My background is nursing and I worked for many years with cancer patients as a clinical nurse specialist in oncology within the NHS. I became interested in bereavement issues and was for some time a Cruse bereavement counsellor. I also worked for 4 years in the Department of Clinical Psychology at the University of Liverpool.
After the death of our 22 year old daughter Avril, I became involved with The Compassionate Friends (TCF) and ran a TCF group for bereaved parents for many years. About 6 years after Avril's death our 12 week old grandson died in my arms and the combination of these two deaths plus my many years experience working with bereaved people led me to leave the health service and join SAMM.
I have been with SAMM since 1999 and as well as being the CEO and managing the charity with the help of the trustees and other staff members, I also oversee all the training days for the SAMM volunteers. In addition to this a very important part of my work is to help with training for police Family Liaison Officer, Detectives, Probation officers, Crown Prosecution Service (CPS) and many other agencies who come into contact with people bereaved through murder or manslaughter.
Victims should be Victims' as follows I have served on many national committees including three years on the Victims' Advisory panel (VAP). This committee was set up to advise the Prime Minister, the Home Secretary and other senior ministers on issues related to victims of crime and secondary victims of homicide. I also served on the working party that looked into the victims advocate scheme.
In addition I have presented papers to many conferences and have delivered presentations to the Home Office, Foreign & Commonwealth Office staff.
On leaving school, I was working for a pensions department of a large organisation. I remained there for almost 25 years and after I took voluntary retirement, I looked after my nephew whilst his mum went back to work.
During 2011, I joined SAMM and whilst I personally have not been bereaved by homicide, working closely with the Chair, Trustees and members, I believe that I have an insight of what they have gone through. The major part of my job is working with new members, sending out the information packs, newsletters and keeping all records secure and up todate.
I have a Masters in Art, Health and Well-being and during my studies I explored different therapeutic approaches to people’s well-being in relation to their physical and mental health. I also researched support systems necessary for people who have been both bereaved and traumatised. In addition, a major proportion of my studies also involved exploring the different forms of volunteering within various organisations.
The majority of my work has involved using art as a means for people to express themselves. It can provide a bridge or a talking point for subjects that can be difficult to instigate. My interest in bereavement issues began when I lost my sister suddenly at the age of twenty and also a baby boy several years later. Personal experience has also given me an insight into the shock and distress undergone by people especially in the cases of traumatic loss.

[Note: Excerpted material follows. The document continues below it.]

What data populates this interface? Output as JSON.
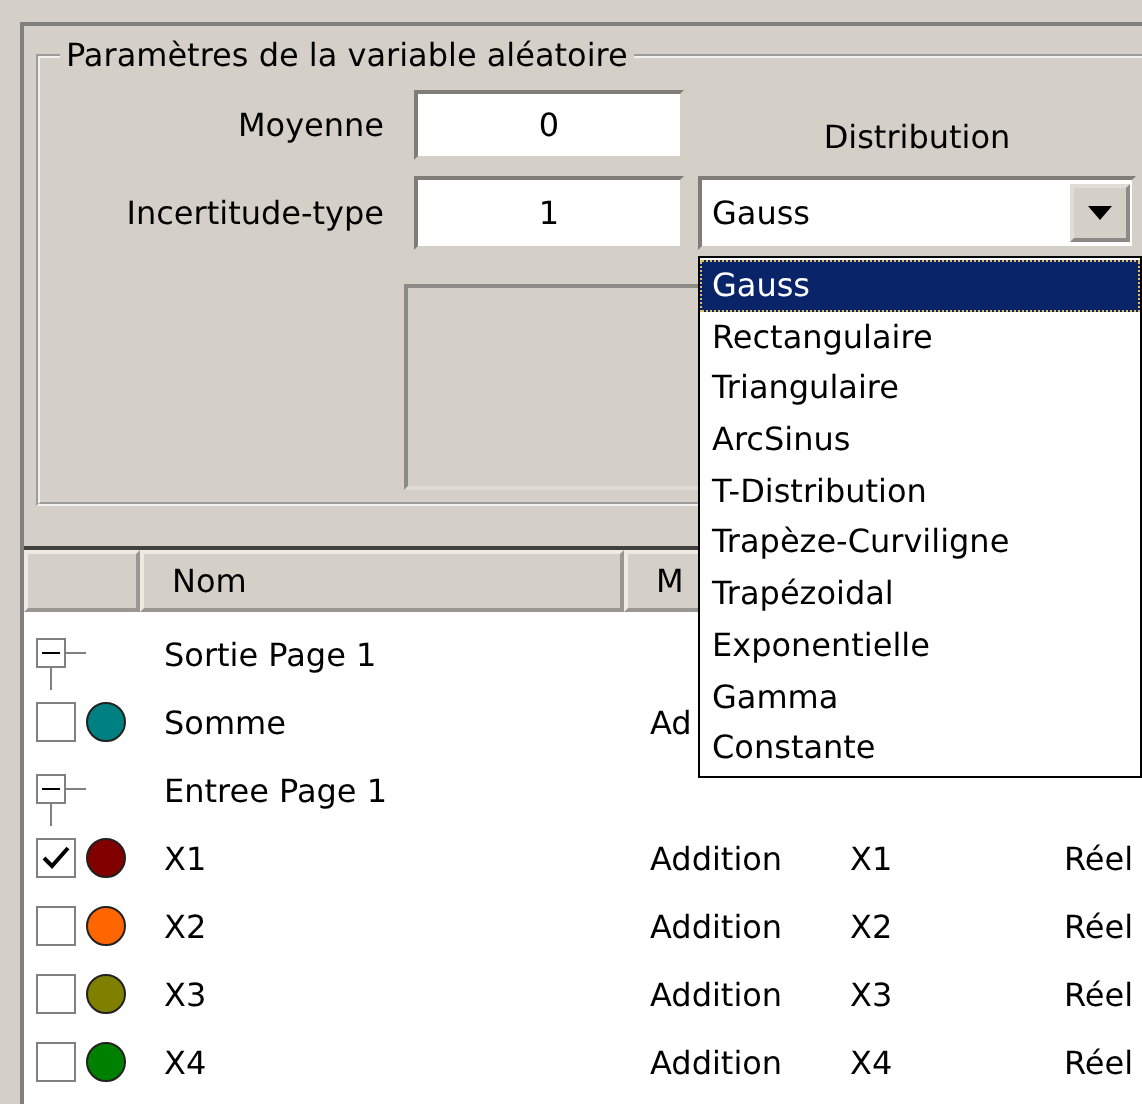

I also have a teaching background related to a variety of subjects including literacy, numeracy and life skills as well as the arts